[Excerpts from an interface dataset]
=====

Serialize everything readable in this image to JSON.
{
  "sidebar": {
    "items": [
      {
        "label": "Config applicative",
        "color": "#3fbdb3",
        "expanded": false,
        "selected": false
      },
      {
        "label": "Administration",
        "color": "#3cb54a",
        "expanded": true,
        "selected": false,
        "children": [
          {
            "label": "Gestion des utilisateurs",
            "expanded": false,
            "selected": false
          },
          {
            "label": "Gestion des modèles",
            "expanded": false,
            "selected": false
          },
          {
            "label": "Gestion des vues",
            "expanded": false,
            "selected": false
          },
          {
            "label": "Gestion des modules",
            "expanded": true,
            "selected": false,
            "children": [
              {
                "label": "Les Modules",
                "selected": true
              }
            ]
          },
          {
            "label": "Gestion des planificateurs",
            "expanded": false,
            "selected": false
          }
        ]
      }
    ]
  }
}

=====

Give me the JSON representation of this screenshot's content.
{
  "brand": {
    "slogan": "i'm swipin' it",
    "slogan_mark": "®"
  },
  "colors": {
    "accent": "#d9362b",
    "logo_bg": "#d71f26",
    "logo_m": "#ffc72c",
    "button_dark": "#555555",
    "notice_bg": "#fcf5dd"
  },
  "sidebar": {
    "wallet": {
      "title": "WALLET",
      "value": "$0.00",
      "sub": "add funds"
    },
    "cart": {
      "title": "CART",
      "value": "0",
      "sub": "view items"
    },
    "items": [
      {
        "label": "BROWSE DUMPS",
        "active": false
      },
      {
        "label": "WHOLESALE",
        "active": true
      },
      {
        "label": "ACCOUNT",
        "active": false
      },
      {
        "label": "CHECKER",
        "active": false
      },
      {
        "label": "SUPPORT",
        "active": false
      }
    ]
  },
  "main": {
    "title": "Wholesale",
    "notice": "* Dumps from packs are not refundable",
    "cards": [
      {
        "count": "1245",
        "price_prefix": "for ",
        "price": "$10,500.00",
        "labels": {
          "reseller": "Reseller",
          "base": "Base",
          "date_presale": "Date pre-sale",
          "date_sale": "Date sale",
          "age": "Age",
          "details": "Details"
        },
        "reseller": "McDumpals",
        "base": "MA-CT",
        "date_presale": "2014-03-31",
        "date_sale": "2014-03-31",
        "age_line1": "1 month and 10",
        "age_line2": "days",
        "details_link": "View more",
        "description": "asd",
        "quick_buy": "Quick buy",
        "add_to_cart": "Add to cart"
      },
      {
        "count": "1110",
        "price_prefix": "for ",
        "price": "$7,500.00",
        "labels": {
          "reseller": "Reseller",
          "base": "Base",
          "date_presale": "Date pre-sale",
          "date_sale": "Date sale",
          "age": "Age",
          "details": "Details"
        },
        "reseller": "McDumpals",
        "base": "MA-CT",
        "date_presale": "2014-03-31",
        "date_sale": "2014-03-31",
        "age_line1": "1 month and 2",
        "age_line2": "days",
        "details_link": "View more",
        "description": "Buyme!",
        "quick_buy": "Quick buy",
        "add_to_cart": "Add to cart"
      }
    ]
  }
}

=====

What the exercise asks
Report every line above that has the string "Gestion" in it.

Task answer
            "label": "Gestion des utilisateurs",
            "label": "Gestion des modèles",
            "label": "Gestion des vues",
            "label": "Gestion des modules",
            "label": "Gestion des planificateurs",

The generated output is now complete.